Newer, upgraded site planned for SDSU

Julie M. Frank

Julie M. Frank

A new SDSU Web site will launch next summer catering to users’ personal needs.

“Ideas come and go. You focus on one and it has a shelf life and then comes time to change,” said Dr. Mike Adelaine, vice president for information technology.

Marysz Rames, vice president of student affairs, said developing the new Web site “is not an over night process.” The production process goes through three phases: input, design and technology.

Currently production is in the input stage. Focus groups will be conducted among faculty, students, staff and alumni to identify what the users want.

“The key is to continue to work with students and what they want,” Rames said. “That’s the trick.”

Details and total cost of the project are still being worked out. The new Web site will be paid for with university dollars.

“We strongly feel the need to invest in this,” Rames said.

The new Web site’s format will differ from the current one and will focus on undergraduate and graduate students, said Adelaine.

A page will also be provided for external and potential student users.

“Our hope is the Web site will be the face of the university to outside users,” Rames said.

Under that face will be portals for students and staff to access. The separate portals will provide easier navigation by “packaging” items.
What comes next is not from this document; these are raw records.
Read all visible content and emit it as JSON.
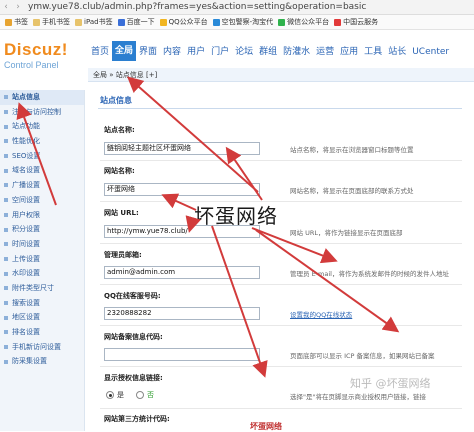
{
  "browser": {
    "url": "ymw.yue78.club/admin.php?frames=yes&action=setting&operation=basic"
  },
  "bookmarks": [
    {
      "label": "书签",
      "icon": "bookmark-star-icon",
      "color": "#e7a431"
    },
    {
      "label": "手机书签",
      "icon": "folder-icon",
      "color": "#e7c36b"
    },
    {
      "label": "iPad书签",
      "icon": "folder-icon",
      "color": "#e7c36b"
    },
    {
      "label": "百度一下",
      "icon": "paw-icon",
      "color": "#3a6fd8"
    },
    {
      "label": "QQ公众平台",
      "icon": "qq-icon",
      "color": "#f1b521"
    },
    {
      "label": "空包警察-淘宝代",
      "icon": "globe-icon",
      "color": "#2a8ad8"
    },
    {
      "label": "微信公众平台",
      "icon": "wechat-icon",
      "color": "#2fb24c"
    },
    {
      "label": "中国云服务",
      "icon": "cloud-icon",
      "color": "#e23a3a"
    }
  ],
  "logo": {
    "title": "Discuz!",
    "subtitle": "Control Panel"
  },
  "nav_tabs": [
    "首页",
    "全局",
    "界面",
    "内容",
    "用户",
    "门户",
    "论坛",
    "群组",
    "防灌水",
    "运营",
    "应用",
    "工具",
    "站长",
    "UCenter"
  ],
  "breadcrumb": "全局 » 站点信息 [+]",
  "sidebar": [
    "站点信息",
    "注册与访问控制",
    "站点功能",
    "性能优化",
    "SEO设置",
    "域名设置",
    "广播设置",
    "空间设置",
    "用户权限",
    "积分设置",
    "时间设置",
    "上传设置",
    "水印设置",
    "附件类型尺寸",
    "搜索设置",
    "地区设置",
    "排名设置",
    "手机新访问设置",
    "防采集设置"
  ],
  "section_title": "站点信息",
  "fields": [
    {
      "label": "站点名称:",
      "value": "鲢钥阅轻主题社区坏蛋网络",
      "desc": "站点名称，将显示在浏览器窗口标题等位置"
    },
    {
      "label": "网站名称:",
      "value": "坏蛋网络",
      "desc": "网站名称，将显示在页面底部的联系方式处"
    },
    {
      "label": "网站 URL:",
      "value": "http://ymw.yue78.club/",
      "desc": "网站 URL，将作为链接显示在页面底部"
    },
    {
      "label": "管理员邮箱:",
      "value": "admin@admin.com",
      "desc": "管理员 E-mail，将作为系统发邮件的时候的发件人地址"
    },
    {
      "label": "QQ在线客服号码:",
      "value": "2320888282",
      "desc": "设置我的QQ在线状态"
    },
    {
      "label": "网站备案信息代码:",
      "value": "",
      "desc": "页面底部可以显示 ICP 备案信息，如果网站已备案"
    },
    {
      "label": "显示授权信息链接:",
      "value": "",
      "desc": "选择\"是\"将在页脚显示商业授权用户链接，链接"
    },
    {
      "label": "网站第三方统计代码:",
      "value": "",
      "desc": ""
    }
  ],
  "radio": {
    "yes": "是",
    "no": "否",
    "selected": "yes"
  },
  "watermark_big": "坏蛋网络",
  "watermark_corner": "知乎 @坏蛋网络",
  "watermark_red": "坏蛋网络",
  "colors": {
    "accent": "#2b7fd0",
    "logo": "#f08b1e",
    "arrow": "#d23b3b"
  }
}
This way, users will have direct access to pages they need and won’t have to sift through pages that don’t pertain to them.

MyState Online use has increased since its debut last year and will serve as the students’ portal. It will continue to display events, announcements, links and support services. Another perk is that students will be able to view open computers in labs without leaving their rooms. Students will also be able to customize their MyState Online.

The staff’s portal will be called Inside State.

“All schools are using it [the format],” Rames said. “We’re now figuring out how to use it properly.”

To make the new Web site superior to the old, new software was purchased so managing the site is easier, Adelaine said. New tools such as alerts will help web managers keep the site’s content updated. The new software also allows web managers to change the same information on multiple pages by changing it on one page.

Pages with bigger hits will transfer into the new Web site. Admissions, financial aid and athletics are among those that will make the move.

Students also have elements they would like to see remain and some changes they want on the new site. “It’s not as easy to access things like teachers, links and Web sites for classes,” sophomore nursing major Libby Lemaster said about the current Web site. She would like the new Web site to be easier to navigate.

Other students, like Michelle Poskevhic, a third year nursing student and junior psychology major Whitney Christensen disagree. Both think the current Web site is easy to use and like the direct access to Web Advisor and the library.

Anita Brands, a senior English major, wants to see more updates on the new Web site and a calendar of events. She said since she and her friends live off campus, they are always searching upcoming events.

“I don’t think it’s interesting and flashy as it could be,” said Thomas Westman, a construction management sophomore who likes the look of

Nursing junior Melissa Flannery agrees the Web site should be “spiced up.”